##### Data supplied

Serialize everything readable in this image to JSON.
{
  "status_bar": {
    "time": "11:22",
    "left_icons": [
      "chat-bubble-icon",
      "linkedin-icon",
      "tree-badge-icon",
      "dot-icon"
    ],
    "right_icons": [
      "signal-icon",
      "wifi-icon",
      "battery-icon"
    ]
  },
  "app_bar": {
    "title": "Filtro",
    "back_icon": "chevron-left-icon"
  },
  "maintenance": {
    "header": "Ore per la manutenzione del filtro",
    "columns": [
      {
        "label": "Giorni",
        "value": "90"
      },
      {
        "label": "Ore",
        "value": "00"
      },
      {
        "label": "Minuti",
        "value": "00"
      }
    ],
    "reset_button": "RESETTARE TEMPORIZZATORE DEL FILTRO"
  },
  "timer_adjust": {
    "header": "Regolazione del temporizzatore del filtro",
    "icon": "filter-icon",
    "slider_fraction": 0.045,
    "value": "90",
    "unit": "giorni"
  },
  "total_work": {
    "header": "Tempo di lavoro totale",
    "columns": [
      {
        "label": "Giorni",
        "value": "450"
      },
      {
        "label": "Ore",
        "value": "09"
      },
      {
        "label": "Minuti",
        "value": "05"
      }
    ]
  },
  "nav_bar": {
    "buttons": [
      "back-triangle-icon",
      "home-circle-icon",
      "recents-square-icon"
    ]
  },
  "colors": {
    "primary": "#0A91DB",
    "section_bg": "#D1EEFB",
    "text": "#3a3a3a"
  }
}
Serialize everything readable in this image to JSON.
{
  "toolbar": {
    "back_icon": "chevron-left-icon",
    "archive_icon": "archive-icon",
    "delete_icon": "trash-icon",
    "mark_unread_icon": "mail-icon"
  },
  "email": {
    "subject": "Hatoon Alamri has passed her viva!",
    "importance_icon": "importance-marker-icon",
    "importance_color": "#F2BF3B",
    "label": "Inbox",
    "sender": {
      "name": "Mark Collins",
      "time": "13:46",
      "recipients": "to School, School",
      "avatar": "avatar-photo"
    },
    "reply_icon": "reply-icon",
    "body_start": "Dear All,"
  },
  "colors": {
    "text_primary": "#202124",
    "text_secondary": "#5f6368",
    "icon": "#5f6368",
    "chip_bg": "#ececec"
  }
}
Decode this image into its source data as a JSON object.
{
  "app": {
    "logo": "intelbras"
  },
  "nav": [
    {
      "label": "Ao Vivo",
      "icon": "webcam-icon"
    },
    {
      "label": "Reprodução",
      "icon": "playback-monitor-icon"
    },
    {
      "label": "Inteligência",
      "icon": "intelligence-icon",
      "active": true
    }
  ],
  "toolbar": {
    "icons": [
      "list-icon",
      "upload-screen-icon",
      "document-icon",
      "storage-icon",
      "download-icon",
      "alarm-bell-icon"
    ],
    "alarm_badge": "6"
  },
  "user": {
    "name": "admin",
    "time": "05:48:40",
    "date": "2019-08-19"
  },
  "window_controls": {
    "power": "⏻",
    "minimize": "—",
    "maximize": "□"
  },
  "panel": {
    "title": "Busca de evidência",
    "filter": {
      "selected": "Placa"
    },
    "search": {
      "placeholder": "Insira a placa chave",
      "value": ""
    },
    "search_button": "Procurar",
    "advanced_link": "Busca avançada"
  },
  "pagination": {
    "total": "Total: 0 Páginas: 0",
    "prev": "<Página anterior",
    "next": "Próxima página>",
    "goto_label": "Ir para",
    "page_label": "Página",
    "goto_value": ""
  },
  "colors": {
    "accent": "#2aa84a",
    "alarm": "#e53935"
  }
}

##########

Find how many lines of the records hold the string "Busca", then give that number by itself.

2